How to complete this task: Filter the entries below, keeping only lines with the word "high".

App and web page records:

+ + + +

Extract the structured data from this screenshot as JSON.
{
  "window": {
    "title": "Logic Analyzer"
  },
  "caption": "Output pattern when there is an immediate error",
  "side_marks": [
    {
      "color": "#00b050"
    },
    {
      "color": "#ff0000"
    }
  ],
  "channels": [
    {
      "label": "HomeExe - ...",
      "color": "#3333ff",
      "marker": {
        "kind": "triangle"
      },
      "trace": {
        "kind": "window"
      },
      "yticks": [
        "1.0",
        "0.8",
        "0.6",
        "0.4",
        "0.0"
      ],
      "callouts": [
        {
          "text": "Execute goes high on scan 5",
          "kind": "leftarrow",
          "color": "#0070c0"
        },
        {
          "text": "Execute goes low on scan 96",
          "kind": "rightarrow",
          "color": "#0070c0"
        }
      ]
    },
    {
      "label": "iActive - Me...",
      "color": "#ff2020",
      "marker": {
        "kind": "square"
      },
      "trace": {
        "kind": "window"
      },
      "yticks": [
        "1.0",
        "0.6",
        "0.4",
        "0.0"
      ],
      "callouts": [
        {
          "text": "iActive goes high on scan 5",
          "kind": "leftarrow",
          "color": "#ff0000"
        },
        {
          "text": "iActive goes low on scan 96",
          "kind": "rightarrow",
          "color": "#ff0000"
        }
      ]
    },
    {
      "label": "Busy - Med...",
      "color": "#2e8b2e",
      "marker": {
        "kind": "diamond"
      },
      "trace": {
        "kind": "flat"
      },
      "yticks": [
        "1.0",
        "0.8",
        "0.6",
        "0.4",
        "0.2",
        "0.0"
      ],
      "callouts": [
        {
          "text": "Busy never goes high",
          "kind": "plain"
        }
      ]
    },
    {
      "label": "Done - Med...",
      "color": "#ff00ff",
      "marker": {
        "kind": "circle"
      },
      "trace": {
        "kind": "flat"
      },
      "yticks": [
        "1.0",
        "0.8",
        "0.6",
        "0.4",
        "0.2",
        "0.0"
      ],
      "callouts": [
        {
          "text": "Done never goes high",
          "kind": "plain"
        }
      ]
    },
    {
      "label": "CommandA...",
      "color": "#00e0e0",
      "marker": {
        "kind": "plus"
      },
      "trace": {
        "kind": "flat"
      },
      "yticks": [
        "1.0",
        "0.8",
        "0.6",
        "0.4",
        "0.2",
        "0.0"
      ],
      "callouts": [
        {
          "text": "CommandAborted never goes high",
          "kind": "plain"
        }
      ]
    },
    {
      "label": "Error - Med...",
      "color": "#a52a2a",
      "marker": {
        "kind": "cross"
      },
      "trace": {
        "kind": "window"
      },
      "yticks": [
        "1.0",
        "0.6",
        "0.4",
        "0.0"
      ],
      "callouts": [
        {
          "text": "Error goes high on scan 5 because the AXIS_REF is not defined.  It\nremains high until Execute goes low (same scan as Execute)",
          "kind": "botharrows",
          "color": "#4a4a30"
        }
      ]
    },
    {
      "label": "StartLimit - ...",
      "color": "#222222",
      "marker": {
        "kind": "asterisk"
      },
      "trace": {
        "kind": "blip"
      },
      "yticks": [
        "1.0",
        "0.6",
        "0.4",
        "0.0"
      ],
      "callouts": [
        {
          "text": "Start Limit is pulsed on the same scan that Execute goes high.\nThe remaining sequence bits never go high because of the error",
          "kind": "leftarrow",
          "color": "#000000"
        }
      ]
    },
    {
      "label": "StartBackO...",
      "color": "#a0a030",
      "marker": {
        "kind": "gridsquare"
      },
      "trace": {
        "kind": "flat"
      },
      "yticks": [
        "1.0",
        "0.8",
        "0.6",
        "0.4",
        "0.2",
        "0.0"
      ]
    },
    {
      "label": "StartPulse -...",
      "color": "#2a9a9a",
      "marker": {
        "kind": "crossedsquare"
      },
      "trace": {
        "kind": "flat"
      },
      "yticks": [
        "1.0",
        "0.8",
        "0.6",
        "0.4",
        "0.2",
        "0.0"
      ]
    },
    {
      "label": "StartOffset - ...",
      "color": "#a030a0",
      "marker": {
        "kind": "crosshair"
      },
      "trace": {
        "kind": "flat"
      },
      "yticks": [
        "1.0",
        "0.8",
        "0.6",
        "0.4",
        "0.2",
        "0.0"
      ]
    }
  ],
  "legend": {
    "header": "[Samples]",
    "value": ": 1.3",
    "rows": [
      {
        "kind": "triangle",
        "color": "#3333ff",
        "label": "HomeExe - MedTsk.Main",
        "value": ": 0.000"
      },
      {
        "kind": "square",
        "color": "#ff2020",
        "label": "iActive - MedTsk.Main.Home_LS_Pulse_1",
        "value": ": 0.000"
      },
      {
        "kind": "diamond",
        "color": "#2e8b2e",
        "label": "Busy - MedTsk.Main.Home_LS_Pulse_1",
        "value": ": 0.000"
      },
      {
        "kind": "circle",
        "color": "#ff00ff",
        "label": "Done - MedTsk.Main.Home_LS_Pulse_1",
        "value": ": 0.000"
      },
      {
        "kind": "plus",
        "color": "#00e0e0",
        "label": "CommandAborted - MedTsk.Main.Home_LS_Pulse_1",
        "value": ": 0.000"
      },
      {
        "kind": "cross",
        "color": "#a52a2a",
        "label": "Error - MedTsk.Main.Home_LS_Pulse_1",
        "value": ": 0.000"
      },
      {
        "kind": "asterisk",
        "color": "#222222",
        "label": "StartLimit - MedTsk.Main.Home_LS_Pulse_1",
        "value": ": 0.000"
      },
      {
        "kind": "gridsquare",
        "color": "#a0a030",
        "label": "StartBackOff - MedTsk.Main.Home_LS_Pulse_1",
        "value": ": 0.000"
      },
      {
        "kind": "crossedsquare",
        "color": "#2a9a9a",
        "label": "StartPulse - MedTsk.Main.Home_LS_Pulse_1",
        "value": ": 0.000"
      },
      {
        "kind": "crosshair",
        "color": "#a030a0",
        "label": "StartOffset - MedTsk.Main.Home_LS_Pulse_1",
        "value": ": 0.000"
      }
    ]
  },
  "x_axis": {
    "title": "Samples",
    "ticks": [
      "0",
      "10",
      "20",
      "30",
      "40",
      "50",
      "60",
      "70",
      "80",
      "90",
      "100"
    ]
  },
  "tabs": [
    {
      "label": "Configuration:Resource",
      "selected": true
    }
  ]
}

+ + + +

Final answer:
          "text": "Execute goes high on scan 5",
          "text": "iActive goes high on scan 5",
          "text": "Busy never goes high",
          "text": "Done never goes high",
          "text": "CommandAborted never goes high",
          "text": "Error goes high on scan 5 because the AXIS_REF is not defined.  It\nremains high until Execute goes low (same scan as Execute)",
          "text": "Start Limit is pulsed on the same scan that Execute goes high.\nThe remaining sequence bits never go high because of the error",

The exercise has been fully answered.